(Exercise directions)
Return every line of the listing that includes the string "Processor".

(Material for this exercise)
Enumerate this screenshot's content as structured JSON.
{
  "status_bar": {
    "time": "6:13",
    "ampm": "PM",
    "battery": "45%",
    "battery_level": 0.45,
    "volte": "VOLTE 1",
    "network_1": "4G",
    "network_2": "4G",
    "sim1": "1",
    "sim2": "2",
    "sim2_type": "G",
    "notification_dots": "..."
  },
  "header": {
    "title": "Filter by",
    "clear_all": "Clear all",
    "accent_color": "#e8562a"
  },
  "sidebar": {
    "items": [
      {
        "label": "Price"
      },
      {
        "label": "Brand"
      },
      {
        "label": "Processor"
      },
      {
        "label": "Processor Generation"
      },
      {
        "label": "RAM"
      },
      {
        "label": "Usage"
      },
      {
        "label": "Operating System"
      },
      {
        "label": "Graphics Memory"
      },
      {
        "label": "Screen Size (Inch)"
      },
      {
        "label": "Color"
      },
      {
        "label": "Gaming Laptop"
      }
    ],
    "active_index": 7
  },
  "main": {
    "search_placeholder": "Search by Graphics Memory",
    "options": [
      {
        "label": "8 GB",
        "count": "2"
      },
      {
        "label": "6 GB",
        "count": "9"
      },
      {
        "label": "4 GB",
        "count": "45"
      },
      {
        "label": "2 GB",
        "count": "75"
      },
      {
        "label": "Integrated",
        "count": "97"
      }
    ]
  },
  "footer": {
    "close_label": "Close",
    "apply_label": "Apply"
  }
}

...

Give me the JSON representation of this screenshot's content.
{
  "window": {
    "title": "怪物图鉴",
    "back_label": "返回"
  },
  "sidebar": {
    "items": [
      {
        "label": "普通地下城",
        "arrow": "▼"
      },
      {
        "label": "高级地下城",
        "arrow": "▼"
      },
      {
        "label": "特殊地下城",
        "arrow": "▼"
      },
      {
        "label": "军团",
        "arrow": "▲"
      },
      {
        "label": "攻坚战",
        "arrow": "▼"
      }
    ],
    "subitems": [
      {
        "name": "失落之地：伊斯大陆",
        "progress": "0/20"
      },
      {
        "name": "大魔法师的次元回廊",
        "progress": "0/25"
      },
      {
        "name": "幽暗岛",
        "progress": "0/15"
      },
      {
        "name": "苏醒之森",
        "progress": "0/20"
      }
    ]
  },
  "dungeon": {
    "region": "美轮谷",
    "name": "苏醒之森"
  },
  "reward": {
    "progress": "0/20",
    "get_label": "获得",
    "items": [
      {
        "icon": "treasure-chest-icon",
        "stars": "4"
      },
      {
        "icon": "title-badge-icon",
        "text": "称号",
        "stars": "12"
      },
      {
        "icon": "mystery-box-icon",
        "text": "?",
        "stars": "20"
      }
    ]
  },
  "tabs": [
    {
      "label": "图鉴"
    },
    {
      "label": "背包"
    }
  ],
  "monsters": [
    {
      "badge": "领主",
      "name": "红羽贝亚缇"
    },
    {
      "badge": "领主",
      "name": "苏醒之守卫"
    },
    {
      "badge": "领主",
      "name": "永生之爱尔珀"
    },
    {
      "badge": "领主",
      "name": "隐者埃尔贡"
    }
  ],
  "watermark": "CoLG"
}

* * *

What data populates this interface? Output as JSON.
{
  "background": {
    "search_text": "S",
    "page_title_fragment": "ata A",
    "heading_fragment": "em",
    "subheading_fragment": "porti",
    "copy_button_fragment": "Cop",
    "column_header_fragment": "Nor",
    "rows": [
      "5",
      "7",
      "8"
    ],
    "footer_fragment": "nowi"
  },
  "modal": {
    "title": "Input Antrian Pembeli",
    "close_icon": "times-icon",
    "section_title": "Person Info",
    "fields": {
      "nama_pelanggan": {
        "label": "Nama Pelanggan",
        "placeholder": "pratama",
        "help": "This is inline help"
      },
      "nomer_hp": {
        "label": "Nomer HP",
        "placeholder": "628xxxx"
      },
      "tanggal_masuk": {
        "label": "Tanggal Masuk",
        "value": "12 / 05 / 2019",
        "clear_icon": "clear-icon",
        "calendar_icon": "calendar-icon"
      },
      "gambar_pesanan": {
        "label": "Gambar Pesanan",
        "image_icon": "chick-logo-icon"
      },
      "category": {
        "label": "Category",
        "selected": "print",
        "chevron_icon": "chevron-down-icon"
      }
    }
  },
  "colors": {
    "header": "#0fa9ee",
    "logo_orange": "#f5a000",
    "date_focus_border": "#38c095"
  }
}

(Answer for the task)
        "label": "Processor"
        "label": "Processor Generation"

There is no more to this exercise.